But, as Plato himself said, “the One neither is, nor is one,” (Parm. 141e). And this is reiterated in resounding chorus through the tradition. So, you’ll find Plotinus going to great lengths, for example, trying to show that the One precedes Being, and that even Number is subsequent to the One, and later Platonists such as Iamblichus and Proclus were even more explicit about this.
For the Platonist, the One is what makes things to be ‘countable’, or ‘unique’; to be individuated as one thing, and so the One is not itself a one, countable or unique thing. In and of itself, it is not anything. It is purely negative. It’s like a façon de parler, or an arbitrary object, in logical terms.
Insofar as the Zero is anything whatsoever, in literally any sense at all, it will like everything else derive from the One. Insofar as the Zero is not, it is not a principle in any sense. I take his argument from non-being to being to show the necessity of Being, via the contradiction of non-being, rather than that there is some principle prior to the One. “Preceding” the One is like “happening” before time.
Because Eric does not start with the One, it seems to me that his system is like non-Platonic systems in general in that it does not theorize about the stratification of the totality of all things, but its causal order.

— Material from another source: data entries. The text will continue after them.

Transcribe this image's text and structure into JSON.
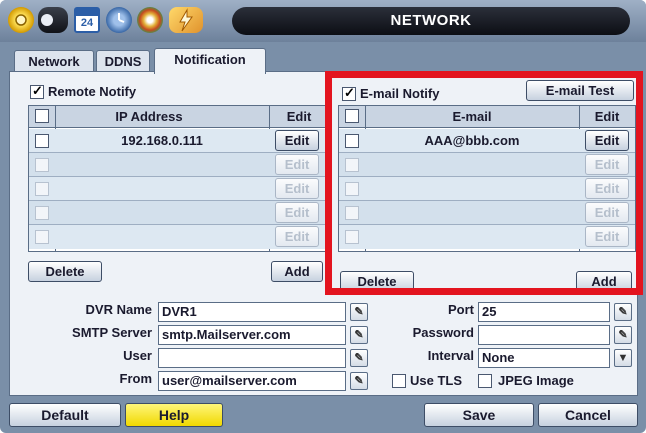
{
  "window": {
    "title": "NETWORK"
  },
  "toolbar": {
    "icons": [
      "gear-icon",
      "record-icon",
      "calendar-icon",
      "clock-icon",
      "disc-icon",
      "power-icon"
    ],
    "calendar_num": "24"
  },
  "tabs": [
    {
      "label": "Network",
      "active": false
    },
    {
      "label": "DDNS",
      "active": false
    },
    {
      "label": "Notification",
      "active": true
    }
  ],
  "remote": {
    "label": "Remote Notify",
    "checked": true,
    "col_ip": "IP Address",
    "col_edit": "Edit",
    "rows": [
      "192.168.0.111",
      "",
      "",
      "",
      ""
    ],
    "edit_label": "Edit",
    "delete_label": "Delete",
    "add_label": "Add"
  },
  "email": {
    "label": "E-mail Notify",
    "checked": true,
    "test_label": "E-mail Test",
    "col_email": "E-mail",
    "col_edit": "Edit",
    "rows": [
      "AAA@bbb.com",
      "",
      "",
      "",
      ""
    ],
    "edit_label": "Edit",
    "delete_label": "Delete",
    "add_label": "Add"
  },
  "form": {
    "dvr_name_label": "DVR Name",
    "dvr_name": "DVR1",
    "smtp_label": "SMTP Server",
    "smtp": "smtp.Mailserver.com",
    "user_label": "User",
    "user": "",
    "from_label": "From",
    "from": "user@mailserver.com",
    "port_label": "Port",
    "port": "25",
    "password_label": "Password",
    "password": "",
    "interval_label": "Interval",
    "interval": "None",
    "use_tls_label": "Use TLS",
    "use_tls": false,
    "jpeg_label": "JPEG Image",
    "jpeg": false
  },
  "footer": {
    "default_label": "Default",
    "help_label": "Help",
    "save_label": "Save",
    "cancel_label": "Cancel"
  },
  "colors": {
    "highlight": "#e3141f",
    "help": "#f0d800",
    "title_bg": "#0c0e14"
  }
}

In this respect, I take the Platonist to be doing something much deeper and indeed different.
As far as moving beyond anthropomorphic theism goes, I think he is absolutely right to call us all out for being chained to it as normative and so formative of our concepts and philosophical directions. However, it seems to me that Steinhart does not go far enough, and ends up operating under the shadow of the concept of theism he seeks freedom from. That is, he makes it out to be normative, granting it the claim it makes.
But, on a constitutive model of the First Principle, a God can constitute the more personal presence encountered in religious experience without being reducible to that limited moment. The problem, I submit, is not in conceiving of deity in personal, limited terms, but in reducing it to them.
It is because of this that we find the Platonists talking about the Gods in abstract and concrete terms. So, it is not, as Steinhart suggests, that Plato thought of Gods merely as celestial bodies, but that Plato thought of the Gods as, Aristotle’s terms, ‘encompassing the whole of Nature’ (Metaphysics 1074b). I cannot recommend Gerd van Riel’s work on Plato’s Polytheism enough.
In the end, I encourage people to think more in these Platonic terms, and make these attempts to derive everything in formal terms from a First Principle. But I also caution against blurring lines and forging associations where there are none.
My project is to popularize, modernize and advance the ancient Platonic school of thought. Eric’s is to create a new school of thought inspired by this one, but for atheists, by transforming Platonic Realism about abstract objects into a formal account of reality as derived from a First Principle.
I hope this post served to clarify some things, and in the constructive, collaborative way that I try more everyday to embody!